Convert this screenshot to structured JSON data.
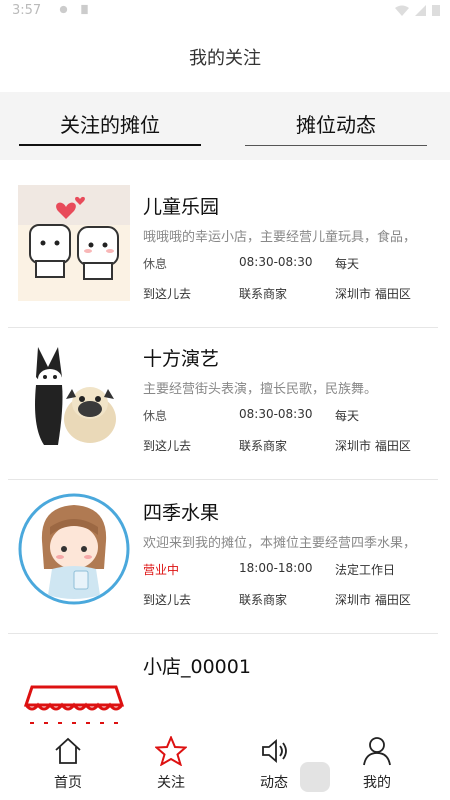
{
  "status_bar": {
    "time": "3:57"
  },
  "header": {
    "title": "我的关注"
  },
  "tabs": [
    {
      "label": "关注的摊位",
      "active": true
    },
    {
      "label": "摊位动态",
      "active": false
    }
  ],
  "shops": [
    {
      "name": "儿童乐园",
      "desc": "哦哦哦的幸运小店，主要经营儿童玩具，食品，",
      "status": "休息",
      "status_color": "#555555",
      "hours": "08:30-08:30",
      "days": "每天",
      "go_label": "到这儿去",
      "contact_label": "联系商家",
      "location": "深圳市 福田区",
      "image": "cute-cartoon-couple-image"
    },
    {
      "name": "十方演艺",
      "desc": "主要经营街头表演，擅长民歌，民族舞。",
      "status": "休息",
      "status_color": "#555555",
      "hours": "08:30-08:30",
      "days": "每天",
      "go_label": "到这儿去",
      "contact_label": "联系商家",
      "location": "深圳市 福田区",
      "image": "dogs-cartoon-image"
    },
    {
      "name": "四季水果",
      "desc": "欢迎来到我的摊位，本摊位主要经营四季水果，",
      "status": "营业中",
      "status_color": "#dd1111",
      "hours": "18:00-18:00",
      "days": "法定工作日",
      "go_label": "到这儿去",
      "contact_label": "联系商家",
      "location": "深圳市 福田区",
      "image": "girl-avatar-image"
    },
    {
      "name": "小店_00001",
      "image": "shop-awning-image"
    }
  ],
  "bottom_nav": [
    {
      "label": "首页",
      "icon": "home-icon",
      "active": false
    },
    {
      "label": "关注",
      "icon": "star-icon",
      "active": true,
      "color": "#d11"
    },
    {
      "label": "动态",
      "icon": "speaker-icon",
      "active": false
    },
    {
      "label": "我的",
      "icon": "user-icon",
      "active": false
    }
  ]
}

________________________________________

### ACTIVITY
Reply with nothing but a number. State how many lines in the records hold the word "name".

### THE COMPLETED TASK
4